▶ REQUIRED ACTION:
Word for word, restate the data that follows, omitting the images.

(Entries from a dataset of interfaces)
---*---
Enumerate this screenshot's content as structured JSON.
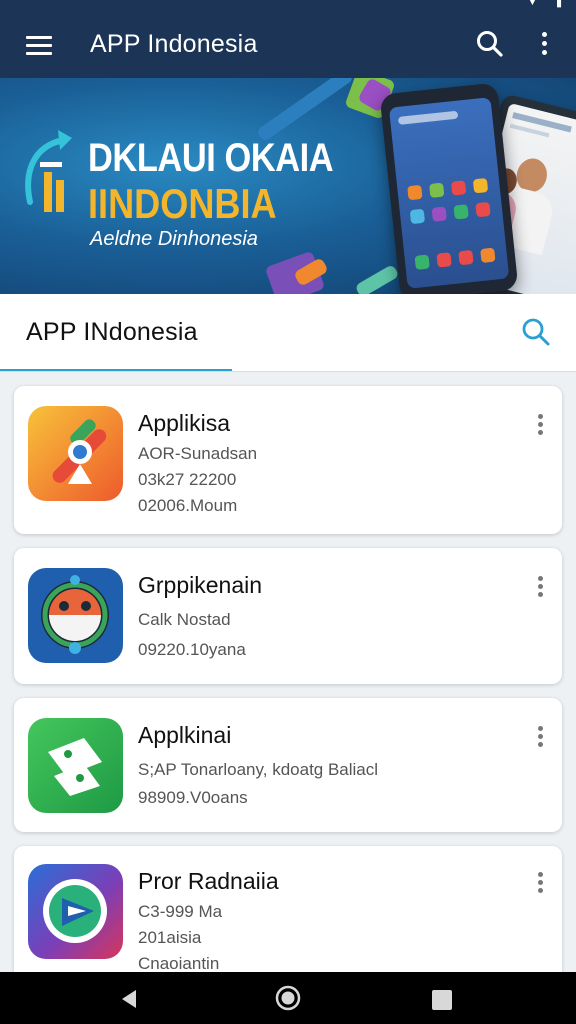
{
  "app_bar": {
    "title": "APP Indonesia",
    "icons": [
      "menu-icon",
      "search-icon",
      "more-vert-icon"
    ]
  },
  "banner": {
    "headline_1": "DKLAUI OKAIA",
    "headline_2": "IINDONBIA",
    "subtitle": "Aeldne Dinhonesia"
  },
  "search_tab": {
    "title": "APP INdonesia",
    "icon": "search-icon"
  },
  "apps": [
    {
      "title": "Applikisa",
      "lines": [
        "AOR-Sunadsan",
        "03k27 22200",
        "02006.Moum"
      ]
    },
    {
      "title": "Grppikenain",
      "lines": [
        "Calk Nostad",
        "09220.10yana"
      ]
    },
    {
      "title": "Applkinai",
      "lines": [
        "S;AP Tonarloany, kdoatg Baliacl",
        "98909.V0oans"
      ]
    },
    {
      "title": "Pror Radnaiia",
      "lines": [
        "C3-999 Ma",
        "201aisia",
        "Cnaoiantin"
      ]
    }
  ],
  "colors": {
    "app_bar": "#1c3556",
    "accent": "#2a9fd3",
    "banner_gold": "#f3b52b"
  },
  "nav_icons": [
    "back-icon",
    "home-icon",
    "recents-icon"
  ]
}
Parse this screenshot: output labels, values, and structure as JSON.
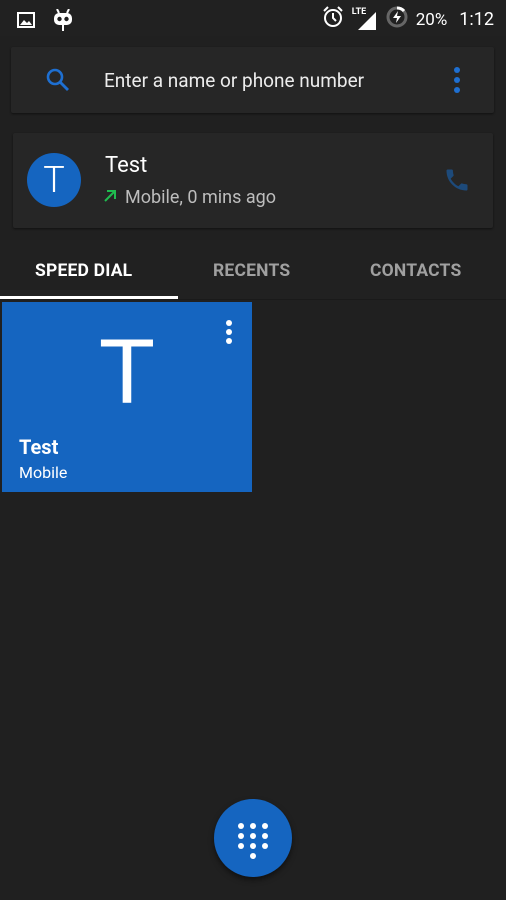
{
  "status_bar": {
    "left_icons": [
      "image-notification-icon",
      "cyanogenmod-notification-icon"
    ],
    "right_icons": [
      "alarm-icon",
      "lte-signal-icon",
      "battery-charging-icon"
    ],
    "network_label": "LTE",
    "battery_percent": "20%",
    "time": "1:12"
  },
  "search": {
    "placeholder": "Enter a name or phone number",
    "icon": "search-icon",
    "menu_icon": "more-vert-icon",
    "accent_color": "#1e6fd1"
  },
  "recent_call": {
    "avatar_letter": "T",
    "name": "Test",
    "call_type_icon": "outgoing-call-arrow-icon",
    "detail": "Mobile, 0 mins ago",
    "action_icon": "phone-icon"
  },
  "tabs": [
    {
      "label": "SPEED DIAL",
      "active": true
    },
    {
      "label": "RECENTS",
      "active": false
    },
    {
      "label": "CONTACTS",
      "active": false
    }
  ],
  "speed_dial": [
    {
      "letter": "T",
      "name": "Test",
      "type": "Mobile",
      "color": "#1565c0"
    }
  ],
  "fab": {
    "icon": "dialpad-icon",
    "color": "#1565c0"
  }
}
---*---
▶ RESPONSE AREA:
Enumerate this screenshot's content as structured JSON.
{
  "app_bar": {
    "title": "APP Indonesia",
    "icons": [
      "menu-icon",
      "search-icon",
      "more-vert-icon"
    ]
  },
  "banner": {
    "headline_1": "DKLAUI OKAIA",
    "headline_2": "IINDONBIA",
    "subtitle": "Aeldne Dinhonesia"
  },
  "search_tab": {
    "title": "APP INdonesia",
    "icon": "search-icon"
  },
  "apps": [
    {
      "title": "Applikisa",
      "lines": [
        "AOR-Sunadsan",
        "03k27 22200",
        "02006.Moum"
      ]
    },
    {
      "title": "Grppikenain",
      "lines": [
        "Calk Nostad",
        "09220.10yana"
      ]
    },
    {
      "title": "Applkinai",
      "lines": [
        "S;AP Tonarloany, kdoatg Baliacl",
        "98909.V0oans"
      ]
    },
    {
      "title": "Pror Radnaiia",
      "lines": [
        "C3-999 Ma",
        "201aisia",
        "Cnaoiantin"
      ]
    }
  ],
  "colors": {
    "app_bar": "#1c3556",
    "accent": "#2a9fd3",
    "banner_gold": "#f3b52b"
  },
  "nav_icons": [
    "back-icon",
    "home-icon",
    "recents-icon"
  ]
}
Parse this screenshot: output labels, values, and structure as JSON.
{
  "status_bar": {
    "left_icons": [
      "image-notification-icon",
      "cyanogenmod-notification-icon"
    ],
    "right_icons": [
      "alarm-icon",
      "lte-signal-icon",
      "battery-charging-icon"
    ],
    "network_label": "LTE",
    "battery_percent": "20%",
    "time": "1:12"
  },
  "search": {
    "placeholder": "Enter a name or phone number",
    "icon": "search-icon",
    "menu_icon": "more-vert-icon",
    "accent_color": "#1e6fd1"
  },
  "recent_call": {
    "avatar_letter": "T",
    "name": "Test",
    "call_type_icon": "outgoing-call-arrow-icon",
    "detail": "Mobile, 0 mins ago",
    "action_icon": "phone-icon"
  },
  "tabs": [
    {
      "label": "SPEED DIAL",
      "active": true
    },
    {
      "label": "RECENTS",
      "active": false
    },
    {
      "label": "CONTACTS",
      "active": false
    }
  ],
  "speed_dial": [
    {
      "letter": "T",
      "name": "Test",
      "type": "Mobile",
      "color": "#1565c0"
    }
  ],
  "fab": {
    "icon": "dialpad-icon",
    "color": "#1565c0"
  }
}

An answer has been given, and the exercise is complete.